#29

there are2 schools of thoughton this.

1 -- everything about music is related to math.

the relationship between frequencies of harmonic intervals, subdivision of meter, etc.

2 -- math? fuggit! just grip it, and rip it.

take your pick. (pun intended)

Well Put

#30

What about the psychological relationship, as opposed to the scientific, physical relationship? Isn't that the point of this thread?

no, not really.

original question:

Music and Math??

My math teacher told me today that there is a strong connection between music and math, he told me that almost everyone he knew that was a mathematician was also a musician, I was just wandering are there any facts connecting the two??

there's nothing

**wrong**with talking about other aspects.

but they weren't in threadstarters question.

#31

Okay, then - I see your point. I guess I'm just pointing the conversation towards the less trivial, more interesting stuff.

#32

Problem is, that requires natural talent; which almost nobody truly has a lot of. Why limit yourself knowingly? That just seems like an ignorant and childish thing to do.2 -- math? fuggit! just grip it, and rip it.

Remember, kids, music is never hard. It's all shits and giggles. If you have to work at something, fu

**ck it, you're doing it wrong.**

#33

My philosophy is anything that involves numbers is usually math. Music has numbers. So its math.......i guess.

#34

No need to philosophize over something that has a set definition!mathnoun

a science (or group of related sciences) dealing with the logic of quantity and shape and arrangement

#35

Yay, and Im studying engineering, it means I am a kick ass musician.

But yeah theres a lot of relation between math and music. Music is pure theory and math is pure theory, music intervals are math related. Even in physics books theres a section called the Music Physics.

But yeah theres a lot of relation between math and music.
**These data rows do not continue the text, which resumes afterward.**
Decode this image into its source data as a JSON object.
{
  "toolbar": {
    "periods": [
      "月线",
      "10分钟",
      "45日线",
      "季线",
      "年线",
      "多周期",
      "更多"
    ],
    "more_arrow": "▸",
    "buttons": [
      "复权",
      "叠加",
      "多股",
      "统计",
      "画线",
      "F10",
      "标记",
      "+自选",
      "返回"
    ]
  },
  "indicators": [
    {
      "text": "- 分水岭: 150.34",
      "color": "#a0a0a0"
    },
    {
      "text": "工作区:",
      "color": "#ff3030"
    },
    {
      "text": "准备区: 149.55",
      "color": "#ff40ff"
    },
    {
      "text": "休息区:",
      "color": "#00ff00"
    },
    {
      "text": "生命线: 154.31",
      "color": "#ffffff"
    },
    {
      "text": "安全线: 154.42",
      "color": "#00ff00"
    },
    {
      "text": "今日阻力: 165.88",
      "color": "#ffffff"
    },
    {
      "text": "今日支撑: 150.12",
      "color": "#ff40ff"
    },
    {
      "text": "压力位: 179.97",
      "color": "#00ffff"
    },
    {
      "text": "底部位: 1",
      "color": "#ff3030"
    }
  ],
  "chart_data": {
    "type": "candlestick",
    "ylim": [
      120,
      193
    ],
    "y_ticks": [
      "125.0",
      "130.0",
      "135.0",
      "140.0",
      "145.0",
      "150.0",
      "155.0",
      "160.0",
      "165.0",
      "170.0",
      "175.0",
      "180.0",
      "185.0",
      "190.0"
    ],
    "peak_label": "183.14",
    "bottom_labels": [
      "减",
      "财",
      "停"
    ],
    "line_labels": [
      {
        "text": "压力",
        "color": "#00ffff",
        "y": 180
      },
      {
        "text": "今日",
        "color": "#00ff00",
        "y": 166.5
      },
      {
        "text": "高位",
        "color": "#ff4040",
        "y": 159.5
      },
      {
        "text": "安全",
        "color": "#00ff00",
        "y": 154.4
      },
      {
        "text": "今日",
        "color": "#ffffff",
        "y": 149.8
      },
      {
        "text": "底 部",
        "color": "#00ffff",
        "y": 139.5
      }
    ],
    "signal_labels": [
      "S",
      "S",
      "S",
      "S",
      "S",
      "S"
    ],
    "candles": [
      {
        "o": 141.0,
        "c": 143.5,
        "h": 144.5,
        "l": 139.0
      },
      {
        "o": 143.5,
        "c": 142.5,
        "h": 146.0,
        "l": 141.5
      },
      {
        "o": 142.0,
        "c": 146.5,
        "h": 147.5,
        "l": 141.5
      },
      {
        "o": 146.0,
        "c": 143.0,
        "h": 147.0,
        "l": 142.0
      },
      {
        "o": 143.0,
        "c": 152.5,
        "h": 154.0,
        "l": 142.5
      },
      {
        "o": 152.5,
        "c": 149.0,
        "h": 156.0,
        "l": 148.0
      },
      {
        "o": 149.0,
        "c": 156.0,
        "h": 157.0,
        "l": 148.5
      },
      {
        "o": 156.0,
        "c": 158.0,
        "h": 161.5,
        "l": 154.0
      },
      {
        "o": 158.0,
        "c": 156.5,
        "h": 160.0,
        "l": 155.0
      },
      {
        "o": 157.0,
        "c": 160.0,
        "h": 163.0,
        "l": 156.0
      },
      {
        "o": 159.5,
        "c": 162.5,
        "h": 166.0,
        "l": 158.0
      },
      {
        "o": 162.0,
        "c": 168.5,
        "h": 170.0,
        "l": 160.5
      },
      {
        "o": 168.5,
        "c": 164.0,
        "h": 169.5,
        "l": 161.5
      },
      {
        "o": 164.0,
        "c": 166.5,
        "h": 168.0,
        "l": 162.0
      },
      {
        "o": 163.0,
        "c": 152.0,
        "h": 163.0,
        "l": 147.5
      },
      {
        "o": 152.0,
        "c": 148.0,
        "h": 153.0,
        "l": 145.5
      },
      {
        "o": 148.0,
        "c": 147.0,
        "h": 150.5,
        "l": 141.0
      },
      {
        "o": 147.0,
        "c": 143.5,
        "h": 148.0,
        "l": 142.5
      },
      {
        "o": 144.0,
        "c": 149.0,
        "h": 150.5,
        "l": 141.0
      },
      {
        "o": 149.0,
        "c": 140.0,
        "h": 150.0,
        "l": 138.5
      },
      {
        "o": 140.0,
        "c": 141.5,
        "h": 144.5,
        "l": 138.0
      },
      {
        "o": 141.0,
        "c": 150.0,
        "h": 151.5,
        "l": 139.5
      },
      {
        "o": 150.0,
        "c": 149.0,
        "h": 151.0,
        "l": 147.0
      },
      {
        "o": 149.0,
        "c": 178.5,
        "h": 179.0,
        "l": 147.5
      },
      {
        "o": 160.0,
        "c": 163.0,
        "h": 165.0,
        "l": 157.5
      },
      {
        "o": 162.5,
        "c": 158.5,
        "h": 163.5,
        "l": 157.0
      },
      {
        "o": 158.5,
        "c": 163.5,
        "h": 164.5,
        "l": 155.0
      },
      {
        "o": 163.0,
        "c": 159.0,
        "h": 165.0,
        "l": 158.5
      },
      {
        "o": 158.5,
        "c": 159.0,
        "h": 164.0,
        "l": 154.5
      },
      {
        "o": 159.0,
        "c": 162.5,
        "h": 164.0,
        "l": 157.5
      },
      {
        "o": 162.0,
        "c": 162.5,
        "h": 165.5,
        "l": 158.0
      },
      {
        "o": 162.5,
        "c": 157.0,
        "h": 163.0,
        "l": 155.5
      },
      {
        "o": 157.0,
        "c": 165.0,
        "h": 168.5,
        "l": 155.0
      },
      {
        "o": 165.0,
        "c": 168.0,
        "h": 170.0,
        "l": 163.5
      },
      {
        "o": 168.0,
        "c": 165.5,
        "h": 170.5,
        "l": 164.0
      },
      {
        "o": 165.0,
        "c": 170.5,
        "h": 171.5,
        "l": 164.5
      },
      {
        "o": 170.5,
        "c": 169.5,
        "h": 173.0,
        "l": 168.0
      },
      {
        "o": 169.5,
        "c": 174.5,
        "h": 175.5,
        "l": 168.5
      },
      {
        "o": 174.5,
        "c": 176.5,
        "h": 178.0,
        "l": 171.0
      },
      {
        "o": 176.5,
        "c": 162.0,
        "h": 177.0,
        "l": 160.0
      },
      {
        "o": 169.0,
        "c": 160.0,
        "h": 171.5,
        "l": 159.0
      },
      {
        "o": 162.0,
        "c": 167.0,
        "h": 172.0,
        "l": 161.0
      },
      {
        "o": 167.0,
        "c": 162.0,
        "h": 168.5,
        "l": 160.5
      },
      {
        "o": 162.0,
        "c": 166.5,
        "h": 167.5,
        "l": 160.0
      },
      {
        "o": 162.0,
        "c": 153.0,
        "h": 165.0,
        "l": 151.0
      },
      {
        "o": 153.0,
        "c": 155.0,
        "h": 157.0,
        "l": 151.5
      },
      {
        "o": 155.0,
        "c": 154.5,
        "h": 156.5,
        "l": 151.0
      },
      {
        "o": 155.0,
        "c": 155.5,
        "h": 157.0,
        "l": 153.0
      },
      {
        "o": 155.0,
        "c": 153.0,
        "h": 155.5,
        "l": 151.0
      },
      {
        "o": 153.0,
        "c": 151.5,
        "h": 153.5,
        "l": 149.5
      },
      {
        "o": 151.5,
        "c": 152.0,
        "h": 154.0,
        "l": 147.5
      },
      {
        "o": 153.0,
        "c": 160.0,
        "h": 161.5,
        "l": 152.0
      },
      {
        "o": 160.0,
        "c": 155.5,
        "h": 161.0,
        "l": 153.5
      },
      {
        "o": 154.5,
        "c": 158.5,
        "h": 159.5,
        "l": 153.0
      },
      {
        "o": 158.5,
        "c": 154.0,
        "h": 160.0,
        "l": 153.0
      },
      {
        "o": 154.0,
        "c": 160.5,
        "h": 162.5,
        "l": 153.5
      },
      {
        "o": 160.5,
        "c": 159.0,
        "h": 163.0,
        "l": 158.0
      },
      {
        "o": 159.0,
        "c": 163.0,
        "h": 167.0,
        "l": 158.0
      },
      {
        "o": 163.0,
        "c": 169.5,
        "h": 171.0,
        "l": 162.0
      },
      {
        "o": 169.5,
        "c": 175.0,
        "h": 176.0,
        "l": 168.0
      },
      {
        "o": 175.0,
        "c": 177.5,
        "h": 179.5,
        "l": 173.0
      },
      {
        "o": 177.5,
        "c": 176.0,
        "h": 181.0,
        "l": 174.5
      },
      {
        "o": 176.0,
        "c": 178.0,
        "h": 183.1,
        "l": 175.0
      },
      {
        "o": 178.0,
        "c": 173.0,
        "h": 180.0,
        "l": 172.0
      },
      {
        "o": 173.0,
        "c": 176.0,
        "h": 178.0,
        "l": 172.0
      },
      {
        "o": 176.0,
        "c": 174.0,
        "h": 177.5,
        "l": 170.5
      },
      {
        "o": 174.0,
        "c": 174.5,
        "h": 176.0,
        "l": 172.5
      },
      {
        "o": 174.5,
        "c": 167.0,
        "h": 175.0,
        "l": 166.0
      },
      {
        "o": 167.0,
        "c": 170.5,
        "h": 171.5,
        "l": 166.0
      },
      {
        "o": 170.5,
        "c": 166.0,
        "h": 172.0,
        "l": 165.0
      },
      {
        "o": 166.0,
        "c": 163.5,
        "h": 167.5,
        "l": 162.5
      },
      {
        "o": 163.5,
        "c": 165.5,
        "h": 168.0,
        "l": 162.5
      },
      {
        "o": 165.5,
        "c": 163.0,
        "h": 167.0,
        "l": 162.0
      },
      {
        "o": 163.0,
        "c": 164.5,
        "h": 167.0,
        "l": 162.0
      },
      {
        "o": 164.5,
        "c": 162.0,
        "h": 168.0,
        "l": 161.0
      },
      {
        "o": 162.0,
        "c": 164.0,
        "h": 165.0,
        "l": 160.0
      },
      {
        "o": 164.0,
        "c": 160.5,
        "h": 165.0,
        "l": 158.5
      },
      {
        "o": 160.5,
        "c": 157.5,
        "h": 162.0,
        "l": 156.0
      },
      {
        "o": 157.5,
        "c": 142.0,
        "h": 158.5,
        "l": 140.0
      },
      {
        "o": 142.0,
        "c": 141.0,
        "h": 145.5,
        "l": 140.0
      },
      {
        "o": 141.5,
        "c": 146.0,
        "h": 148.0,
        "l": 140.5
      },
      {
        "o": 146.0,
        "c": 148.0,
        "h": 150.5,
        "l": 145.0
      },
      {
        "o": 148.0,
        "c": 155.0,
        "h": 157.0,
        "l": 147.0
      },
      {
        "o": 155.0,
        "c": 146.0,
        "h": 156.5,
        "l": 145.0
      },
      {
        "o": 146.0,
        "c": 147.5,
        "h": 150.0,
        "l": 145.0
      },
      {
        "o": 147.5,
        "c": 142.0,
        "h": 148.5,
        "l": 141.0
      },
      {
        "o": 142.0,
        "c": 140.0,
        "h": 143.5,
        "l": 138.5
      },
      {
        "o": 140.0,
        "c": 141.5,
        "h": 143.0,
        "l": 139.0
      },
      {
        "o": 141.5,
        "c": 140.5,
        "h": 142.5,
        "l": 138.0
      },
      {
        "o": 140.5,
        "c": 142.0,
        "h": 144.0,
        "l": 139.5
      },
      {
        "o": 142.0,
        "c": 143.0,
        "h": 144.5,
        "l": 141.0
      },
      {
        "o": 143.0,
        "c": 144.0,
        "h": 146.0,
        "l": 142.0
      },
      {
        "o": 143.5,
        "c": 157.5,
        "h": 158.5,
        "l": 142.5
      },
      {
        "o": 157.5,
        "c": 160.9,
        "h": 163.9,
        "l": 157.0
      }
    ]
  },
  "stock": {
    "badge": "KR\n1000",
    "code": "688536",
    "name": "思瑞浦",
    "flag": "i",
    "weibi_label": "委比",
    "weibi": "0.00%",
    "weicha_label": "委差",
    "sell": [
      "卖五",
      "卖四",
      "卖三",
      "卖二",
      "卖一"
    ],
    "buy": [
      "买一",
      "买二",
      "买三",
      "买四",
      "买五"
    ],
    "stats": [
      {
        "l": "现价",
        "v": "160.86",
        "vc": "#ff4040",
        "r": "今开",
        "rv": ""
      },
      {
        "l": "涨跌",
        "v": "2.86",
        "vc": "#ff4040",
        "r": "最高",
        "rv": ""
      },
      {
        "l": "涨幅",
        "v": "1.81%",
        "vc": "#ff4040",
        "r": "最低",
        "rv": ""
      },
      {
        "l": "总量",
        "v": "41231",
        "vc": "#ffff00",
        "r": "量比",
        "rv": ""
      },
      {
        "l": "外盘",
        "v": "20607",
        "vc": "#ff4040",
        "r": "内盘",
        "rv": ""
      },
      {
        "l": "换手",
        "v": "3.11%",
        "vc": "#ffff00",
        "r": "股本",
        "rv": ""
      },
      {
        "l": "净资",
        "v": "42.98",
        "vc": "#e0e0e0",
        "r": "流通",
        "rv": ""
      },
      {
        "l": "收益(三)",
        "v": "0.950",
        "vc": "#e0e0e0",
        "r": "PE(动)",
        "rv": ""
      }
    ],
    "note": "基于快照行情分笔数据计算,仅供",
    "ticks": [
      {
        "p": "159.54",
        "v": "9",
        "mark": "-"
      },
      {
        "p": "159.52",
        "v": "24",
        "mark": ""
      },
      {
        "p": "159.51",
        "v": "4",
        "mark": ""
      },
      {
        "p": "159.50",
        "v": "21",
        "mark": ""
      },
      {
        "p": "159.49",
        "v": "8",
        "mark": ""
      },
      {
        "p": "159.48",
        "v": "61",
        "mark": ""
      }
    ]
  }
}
Music is pure theory and math is pure theory, music intervals are math related. Even in physics books theres a section called the Music Physics.